Step 1: Awareness. Checked.

Step 2: Acceptance. Checked.

I was too much. And I understand now.

I started tuning in to myself.

What do I like? What do I dislike? What are my needs and wants? I know what this person needs, wants, likes, dislikes. Have I voiced my likes and dislikes? Do I know my likes and dislikes?

I found out that I loved someone too deeply until I lost connection with myself. I prided on my flexibility and adaptability, to like what the other person likes. As long as they like it, I always tell myself. But I was neglecting my own needs.

I started exploring. I found out the foods I loved. Started watching movies and series without waiting for the other person. Went to bed early even though they wanted to run errands, as I needed sleep. I started reading. Reading on self love, self awareness, assertiveness and books on codependency. For years I was running, I was searching — why am I different. Now I realized, there is a whole community out there who is the same as me. And I am healing. We are healing.

Trust me, it doesn’t come easy. Detachment gave and is giving me freedom, but of course a piece of me is still yearning for the temporary fix of physical touch just to cure my anxiety — but my healing process is more than that. It is a Domino effect:- where once I heal myself, I heal the tension between everyone else, I am able to heal bonds, know what I love, and heal the way I see life, and the people around me.

Last time, I saw myself as a bird stuck in a cage, and I will never be able to fly off. I accepted that I have lost my freedom. I mourned it. I wallowed in my scarcity frame of mind. I saw everything wrong with my relationship and I should deserve better. I told myself to ‘leave and escape, they are not worth it’. But deep down, I know, they care about me. My vision was marred due to my codependency. And this would repeat again in a later life, if I did not love myself first, as it has always been repeating in whichever close bonds I come across.

And for the first time in my life, I saw a way out.

And that starts with me.

I celebrate myself for being able to realize that, while being in the relationship that I was once obsessed about. And I am healing whilst in this relationship — and it’s more loving than ever.

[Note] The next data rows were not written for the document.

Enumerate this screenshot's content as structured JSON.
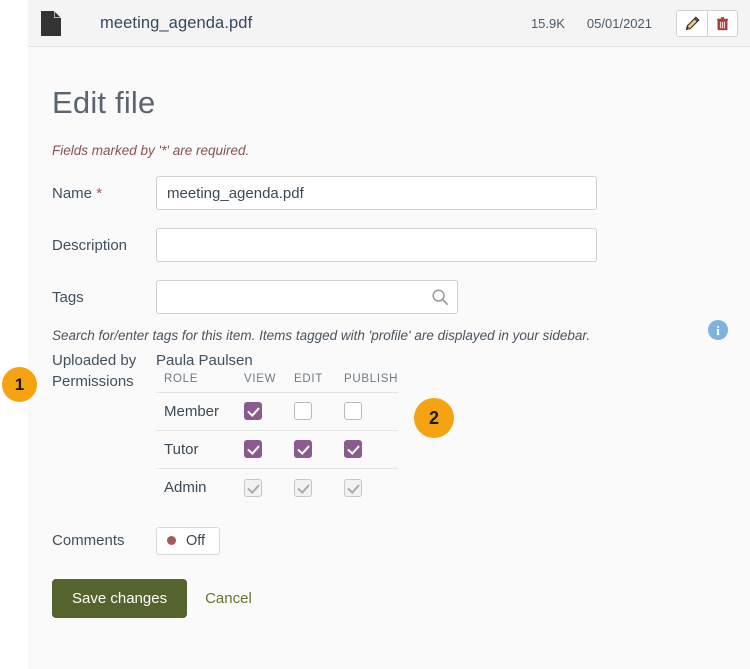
{
  "file_header": {
    "icon": "file-document-icon",
    "name": "meeting_agenda.pdf",
    "size": "15.9K",
    "date": "05/01/2021",
    "edit_icon": "pencil-icon",
    "delete_icon": "trash-icon"
  },
  "page": {
    "title": "Edit file",
    "required_note": "Fields marked by '*' are required."
  },
  "form": {
    "name": {
      "label": "Name",
      "required_marker": "*",
      "value": "meeting_agenda.pdf",
      "placeholder": ""
    },
    "description": {
      "label": "Description",
      "value": "",
      "placeholder": ""
    },
    "tags": {
      "label": "Tags",
      "value": "",
      "placeholder": "",
      "icon": "search-icon",
      "help_text": "Search for/enter tags for this item. Items tagged with 'profile' are displayed in your sidebar."
    },
    "info_icon": {
      "glyph": "i",
      "name": "info-icon",
      "color": "#7fb2dd"
    },
    "uploaded_by": {
      "label": "Uploaded by",
      "value": "Paula Paulsen"
    },
    "permissions": {
      "label": "Permissions",
      "columns": [
        "ROLE",
        "VIEW",
        "EDIT",
        "PUBLISH"
      ],
      "rows": [
        {
          "role": "Member",
          "view": "checked",
          "edit": "unchecked",
          "publish": "unchecked",
          "disabled": false
        },
        {
          "role": "Tutor",
          "view": "checked",
          "edit": "checked",
          "publish": "checked",
          "disabled": false
        },
        {
          "role": "Admin",
          "view": "checked",
          "edit": "checked",
          "publish": "checked",
          "disabled": true
        }
      ]
    },
    "comments": {
      "label": "Comments",
      "state_label": "Off",
      "dot_color": "#a05a5a"
    }
  },
  "actions": {
    "save_label": "Save changes",
    "cancel_label": "Cancel",
    "save_color": "#55632c"
  },
  "callouts": [
    {
      "number": "1"
    },
    {
      "number": "2"
    }
  ],
  "colors": {
    "checkbox_on": "#8b5b90",
    "callout": "#f5a311",
    "required_text": "#8a5252"
  }
}
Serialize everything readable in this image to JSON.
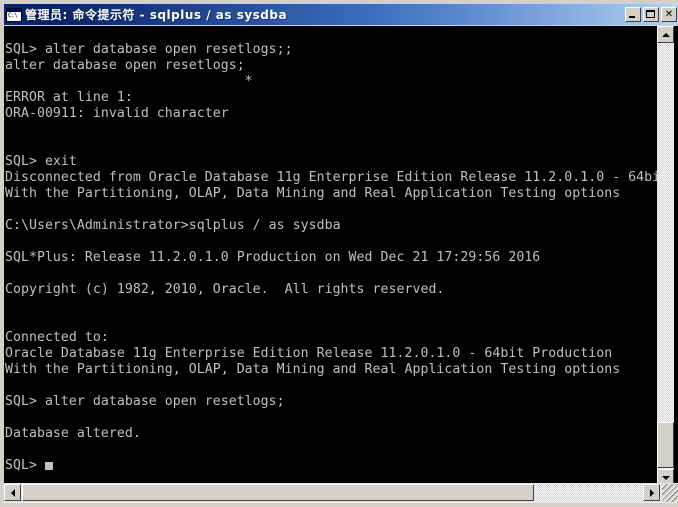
{
  "window": {
    "title": "管理员: 命令提示符 - sqlplus  / as sysdba",
    "icon": "console-icon",
    "icon_glyph": "C:\\",
    "colors": {
      "titlebar_start": "#0a246a",
      "titlebar_end": "#bdd6f0",
      "console_bg": "#000000",
      "console_fg": "#c0c0c0",
      "chrome": "#d4d0c8"
    },
    "buttons": {
      "minimize": "_",
      "maximize": "□",
      "close": "✕"
    }
  },
  "console": {
    "lines": [
      "",
      "SQL> alter database open resetlogs;;",
      "alter database open resetlogs;",
      "                              *",
      "ERROR at line 1:",
      "ORA-00911: invalid character",
      "",
      "",
      "SQL> exit",
      "Disconnected from Oracle Database 11g Enterprise Edition Release 11.2.0.1.0 - 64bi",
      "With the Partitioning, OLAP, Data Mining and Real Application Testing options",
      "",
      "C:\\Users\\Administrator>sqlplus / as sysdba",
      "",
      "SQL*Plus: Release 11.2.0.1.0 Production on Wed Dec 21 17:29:56 2016",
      "",
      "Copyright (c) 1982, 2010, Oracle.  All rights reserved.",
      "",
      "",
      "Connected to:",
      "Oracle Database 11g Enterprise Edition Release 11.2.0.1.0 - 64bit Production",
      "With the Partitioning, OLAP, Data Mining and Real Application Testing options",
      "",
      "SQL> alter database open resetlogs;",
      "",
      "Database altered.",
      "",
      "SQL> "
    ],
    "prompt": "SQL>",
    "cursor": "block"
  },
  "scrollbars": {
    "vertical": {
      "up_arrow": "▲",
      "down_arrow": "▼",
      "thumb_position": "bottom"
    },
    "horizontal": {
      "left_arrow": "◀",
      "right_arrow": "▶",
      "thumb_position": "left"
    }
  }
}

And I see that, I love me. And people do too.

And the world isn’t as dreary as it has seemed to be.